At Nassau County BOCES’s Barry Tech School in Westbury, NY, Electrical Instructor Jim McKillop blends a classroom lecture with hands-on training.
“They’re highly motivated,” McKillop, who has been teaching for over 30 years, says about his students. “They’ve done the research and saw they wanted to invest their time, money and energy into doing something they love. Nobody likes doing a job all day that they know they’re going to be frustrated with. When somebody really takes the time to be happy, it almost feels like they’re not working to some of these guys.”
McKillop answers a student’s question about which proper breaker to install in a panel during their practice session.
A student begins work installing an electrical panel after receiving instructions during the lecture.
Another student begins the wiring of the electrical panel before it is inspected by McKillop
McKillop looks over his student’s work with great detail, but tries to let them find and fix their own mistakes for a stronger learning experience. “If we hold their hand too much, they get out to work and there’s nobody there to hold their hand. The boss expects a lot of them,” he says.
Students at the Local 25 in Hauppague, NY, bend pipe on a Thursday night. While it may seem simple to most, it is crucial that the angles are near-perfect for the wires to run safely through.
One student checks the measurements and angles he drew on the pipe before he begins to bend.
Dave Johnson (right) follows McKillop’s practice and gives his students an important lecture on the angles and types of tools needed to bend pipe before they start their practice.
In the equipment room, Johnson goes over the types and angles of pipe bends he would like the students to practice.

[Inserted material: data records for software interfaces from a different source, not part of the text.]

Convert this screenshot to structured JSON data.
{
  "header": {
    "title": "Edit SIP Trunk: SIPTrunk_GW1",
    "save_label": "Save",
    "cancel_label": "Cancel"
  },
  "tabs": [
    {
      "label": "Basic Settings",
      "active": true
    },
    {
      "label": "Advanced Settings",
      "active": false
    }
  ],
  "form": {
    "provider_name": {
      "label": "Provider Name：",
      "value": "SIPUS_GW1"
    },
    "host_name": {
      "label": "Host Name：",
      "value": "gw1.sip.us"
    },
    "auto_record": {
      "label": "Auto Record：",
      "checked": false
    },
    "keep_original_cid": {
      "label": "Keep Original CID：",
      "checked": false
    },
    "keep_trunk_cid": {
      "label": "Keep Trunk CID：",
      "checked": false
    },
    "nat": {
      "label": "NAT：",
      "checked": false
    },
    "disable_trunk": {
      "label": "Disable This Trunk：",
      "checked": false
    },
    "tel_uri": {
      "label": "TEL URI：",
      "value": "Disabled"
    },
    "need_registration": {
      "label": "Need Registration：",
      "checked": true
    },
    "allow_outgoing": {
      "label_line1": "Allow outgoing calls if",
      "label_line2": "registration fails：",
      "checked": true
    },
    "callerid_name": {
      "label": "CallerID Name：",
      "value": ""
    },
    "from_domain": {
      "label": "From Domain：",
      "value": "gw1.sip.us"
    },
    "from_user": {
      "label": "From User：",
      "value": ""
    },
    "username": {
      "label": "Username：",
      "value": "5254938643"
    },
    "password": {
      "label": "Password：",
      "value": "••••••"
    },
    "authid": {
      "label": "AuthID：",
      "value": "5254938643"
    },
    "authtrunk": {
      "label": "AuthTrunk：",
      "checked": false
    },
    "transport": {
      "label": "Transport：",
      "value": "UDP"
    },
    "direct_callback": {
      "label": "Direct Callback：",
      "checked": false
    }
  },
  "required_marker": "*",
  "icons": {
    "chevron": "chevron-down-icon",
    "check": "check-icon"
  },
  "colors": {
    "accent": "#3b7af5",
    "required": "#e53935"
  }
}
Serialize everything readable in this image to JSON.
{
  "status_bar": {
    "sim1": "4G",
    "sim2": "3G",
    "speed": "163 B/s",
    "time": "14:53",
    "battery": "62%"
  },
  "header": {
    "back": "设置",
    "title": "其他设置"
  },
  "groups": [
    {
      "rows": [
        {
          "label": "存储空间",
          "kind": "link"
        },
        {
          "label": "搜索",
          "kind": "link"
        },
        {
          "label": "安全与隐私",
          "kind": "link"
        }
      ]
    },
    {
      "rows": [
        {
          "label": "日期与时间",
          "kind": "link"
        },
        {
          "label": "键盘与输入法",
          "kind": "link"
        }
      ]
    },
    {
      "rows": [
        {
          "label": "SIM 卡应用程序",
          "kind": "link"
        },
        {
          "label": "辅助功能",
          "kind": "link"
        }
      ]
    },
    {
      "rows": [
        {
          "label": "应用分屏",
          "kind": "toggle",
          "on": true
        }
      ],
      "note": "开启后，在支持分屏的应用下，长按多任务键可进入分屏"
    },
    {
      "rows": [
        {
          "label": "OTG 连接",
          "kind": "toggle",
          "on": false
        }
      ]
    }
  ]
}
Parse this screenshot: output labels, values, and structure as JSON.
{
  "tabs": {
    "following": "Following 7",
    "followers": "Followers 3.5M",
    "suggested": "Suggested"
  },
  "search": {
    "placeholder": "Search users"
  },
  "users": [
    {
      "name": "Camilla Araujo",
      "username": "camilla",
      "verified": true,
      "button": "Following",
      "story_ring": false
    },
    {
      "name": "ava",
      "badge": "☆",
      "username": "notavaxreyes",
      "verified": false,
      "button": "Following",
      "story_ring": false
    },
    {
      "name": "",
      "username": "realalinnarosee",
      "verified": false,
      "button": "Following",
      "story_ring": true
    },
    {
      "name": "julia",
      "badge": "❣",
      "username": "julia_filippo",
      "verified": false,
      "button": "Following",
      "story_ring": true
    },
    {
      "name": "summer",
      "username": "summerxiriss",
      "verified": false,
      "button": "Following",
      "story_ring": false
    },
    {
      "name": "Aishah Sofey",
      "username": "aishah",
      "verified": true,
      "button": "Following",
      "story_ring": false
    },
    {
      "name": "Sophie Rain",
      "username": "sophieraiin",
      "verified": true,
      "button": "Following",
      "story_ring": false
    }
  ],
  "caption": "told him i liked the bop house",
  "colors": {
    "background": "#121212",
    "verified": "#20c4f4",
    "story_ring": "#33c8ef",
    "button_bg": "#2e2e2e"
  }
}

Education in the skilled trades doesn’t just come from hands-on experience. Classroom lectures and length homework, which involves physics and mathematics, is crucial to succeed in the skilled trades in the 21st Century.
Training Director Chris Kelly oversees the apprenticeship program. He says that the instructions and lessons given in his classrooms are just as vital as practice the skills at his training center or on the job.
As Kelly mentioned, the additional knowledge and skills learned in the classroom are just as important as the hands-on experience.
Along with pipe bending for the newer students, the apprentices further along the program will begin to work with wiring in controlled settings such as this classroom.
A cutaway of high-voltage cable splice shows the intricate details and craftsmanship that goes into connecting two power lines together. Similar training equipment can be found throughout the Local 25’s training center.